Excerpts from an interface dataset
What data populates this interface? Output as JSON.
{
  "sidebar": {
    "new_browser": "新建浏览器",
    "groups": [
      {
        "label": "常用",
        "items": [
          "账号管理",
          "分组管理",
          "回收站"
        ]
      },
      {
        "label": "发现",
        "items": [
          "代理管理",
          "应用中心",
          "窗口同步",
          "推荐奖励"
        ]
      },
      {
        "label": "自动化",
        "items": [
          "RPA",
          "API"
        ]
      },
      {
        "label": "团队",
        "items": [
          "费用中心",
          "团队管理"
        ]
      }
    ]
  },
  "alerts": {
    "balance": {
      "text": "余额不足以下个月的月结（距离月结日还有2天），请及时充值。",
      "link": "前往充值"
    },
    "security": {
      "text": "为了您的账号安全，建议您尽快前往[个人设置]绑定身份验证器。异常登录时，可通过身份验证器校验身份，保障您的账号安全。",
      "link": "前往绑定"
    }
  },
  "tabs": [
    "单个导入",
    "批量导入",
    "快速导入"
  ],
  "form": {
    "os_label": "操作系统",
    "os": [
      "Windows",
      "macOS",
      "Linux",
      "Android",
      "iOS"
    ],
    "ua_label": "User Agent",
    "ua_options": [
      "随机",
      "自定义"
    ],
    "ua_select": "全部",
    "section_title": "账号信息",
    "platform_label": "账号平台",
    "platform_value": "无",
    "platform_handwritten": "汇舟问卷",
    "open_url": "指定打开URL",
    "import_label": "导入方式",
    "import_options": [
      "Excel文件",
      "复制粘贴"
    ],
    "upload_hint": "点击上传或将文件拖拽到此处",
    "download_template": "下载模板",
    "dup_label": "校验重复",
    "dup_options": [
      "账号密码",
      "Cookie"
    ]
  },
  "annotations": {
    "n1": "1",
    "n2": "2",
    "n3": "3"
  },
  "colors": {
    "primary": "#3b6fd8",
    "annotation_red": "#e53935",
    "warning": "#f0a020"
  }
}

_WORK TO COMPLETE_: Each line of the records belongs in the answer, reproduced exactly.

_OUTPUT OF THE TASK_:
What data populates this interface? Output as JSON.
{
  "sidebar": {
    "new_browser": "新建浏览器",
    "groups": [
      {
        "label": "常用",
        "items": [
          "账号管理",
          "分组管理",
          "回收站"
        ]
      },
      {
        "label": "发现",
        "items": [
          "代理管理",
          "应用中心",
          "窗口同步",
          "推荐奖励"
        ]
      },
      {
        "label": "自动化",
        "items": [
          "RPA",
          "API"
        ]
      },
      {
        "label": "团队",
        "items": [
          "费用中心",
          "团队管理"
        ]
      }
    ]
  },
  "alerts": {
    "balance": {
      "text": "余额不足以下个月的月结（距离月结日还有2天），请及时充值。",
      "link": "前往充值"
    },
    "security": {
      "text": "为了您的账号安全，建议您尽快前往[个人设置]绑定身份验证器。异常登录时，可通过身份验证器校验身份，保障您的账号安全。",
      "link": "前往绑定"
    }
  },
  "tabs": [
    "单个导入",
    "批量导入",
    "快速导入"
  ],
  "form": {
    "os_label": "操作系统",
    "os": [
      "Windows",
      "macOS",
      "Linux",
      "Android",
      "iOS"
    ],
    "ua_label": "User Agent",
    "ua_options": [
      "随机",
      "自定义"
    ],
    "ua_select": "全部",
    "section_title": "账号信息",
    "platform_label": "账号平台",
    "platform_value": "无",
    "platform_handwritten": "汇舟问卷",
    "open_url": "指定打开URL",
    "import_label": "导入方式",
    "import_options": [
      "Excel文件",
      "复制粘贴"
    ],
    "upload_hint": "点击上传或将文件拖拽到此处",
    "download_template": "下载模板",
    "dup_label": "校验重复",
    "dup_options": [
      "账号密码",
      "Cookie"
    ]
  },
  "annotations": {
    "n1": "1",
    "n2": "2",
    "n3": "3"
  },
  "colors": {
    "primary": "#3b6fd8",
    "annotation_red": "#e53935",
    "warning": "#f0a020"
  }
}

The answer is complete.